*What needs to be done*
Every entry should be duplicated verbatim, and no picture may appear in the copy.
******
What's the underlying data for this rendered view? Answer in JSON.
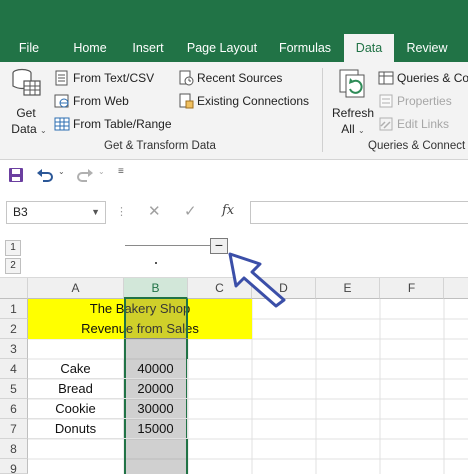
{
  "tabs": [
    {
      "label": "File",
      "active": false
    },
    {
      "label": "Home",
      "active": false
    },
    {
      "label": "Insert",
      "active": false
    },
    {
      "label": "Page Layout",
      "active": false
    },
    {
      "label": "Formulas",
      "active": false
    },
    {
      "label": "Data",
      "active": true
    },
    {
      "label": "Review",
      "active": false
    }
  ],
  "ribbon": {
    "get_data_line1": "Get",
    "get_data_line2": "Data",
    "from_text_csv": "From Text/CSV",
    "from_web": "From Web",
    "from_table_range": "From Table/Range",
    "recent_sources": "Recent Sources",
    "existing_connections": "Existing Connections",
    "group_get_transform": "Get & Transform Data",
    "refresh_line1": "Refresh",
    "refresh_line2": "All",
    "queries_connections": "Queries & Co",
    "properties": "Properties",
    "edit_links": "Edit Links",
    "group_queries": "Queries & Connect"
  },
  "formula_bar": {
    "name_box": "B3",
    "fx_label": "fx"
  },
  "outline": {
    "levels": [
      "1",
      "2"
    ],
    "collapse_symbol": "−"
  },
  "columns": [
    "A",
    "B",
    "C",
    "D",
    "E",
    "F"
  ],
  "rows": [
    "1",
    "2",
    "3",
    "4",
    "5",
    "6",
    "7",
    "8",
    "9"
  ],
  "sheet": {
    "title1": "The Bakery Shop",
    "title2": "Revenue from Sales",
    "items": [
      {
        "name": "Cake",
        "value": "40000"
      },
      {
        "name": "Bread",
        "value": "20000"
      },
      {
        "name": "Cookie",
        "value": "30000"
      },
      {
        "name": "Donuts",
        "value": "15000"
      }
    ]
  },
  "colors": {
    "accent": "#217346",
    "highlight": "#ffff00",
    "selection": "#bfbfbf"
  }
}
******
*Reply*
What's the underlying data for this rendered view? Answer in JSON.
{
  "tabs": [
    {
      "label": "File",
      "active": false
    },
    {
      "label": "Home",
      "active": false
    },
    {
      "label": "Insert",
      "active": false
    },
    {
      "label": "Page Layout",
      "active": false
    },
    {
      "label": "Formulas",
      "active": false
    },
    {
      "label": "Data",
      "active": true
    },
    {
      "label": "Review",
      "active": false
    }
  ],
  "ribbon": {
    "get_data_line1": "Get",
    "get_data_line2": "Data",
    "from_text_csv": "From Text/CSV",
    "from_web": "From Web",
    "from_table_range": "From Table/Range",
    "recent_sources": "Recent Sources",
    "existing_connections": "Existing Connections",
    "group_get_transform": "Get & Transform Data",
    "refresh_line1": "Refresh",
    "refresh_line2": "All",
    "queries_connections": "Queries & Co",
    "properties": "Properties",
    "edit_links": "Edit Links",
    "group_queries": "Queries & Connect"
  },
  "formula_bar": {
    "name_box": "B3",
    "fx_label": "fx"
  },
  "outline": {
    "levels": [
      "1",
      "2"
    ],
    "collapse_symbol": "−"
  },
  "columns": [
    "A",
    "B",
    "C",
    "D",
    "E",
    "F"
  ],
  "rows": [
    "1",
    "2",
    "3",
    "4",
    "5",
    "6",
    "7",
    "8",
    "9"
  ],
  "sheet": {
    "title1": "The Bakery Shop",
    "title2": "Revenue from Sales",
    "items": [
      {
        "name": "Cake",
        "value": "40000"
      },
      {
        "name": "Bread",
        "value": "20000"
      },
      {
        "name": "Cookie",
        "value": "30000"
      },
      {
        "name": "Donuts",
        "value": "15000"
      }
    ]
  },
  "colors": {
    "accent": "#217346",
    "highlight": "#ffff00",
    "selection": "#bfbfbf"
  }
}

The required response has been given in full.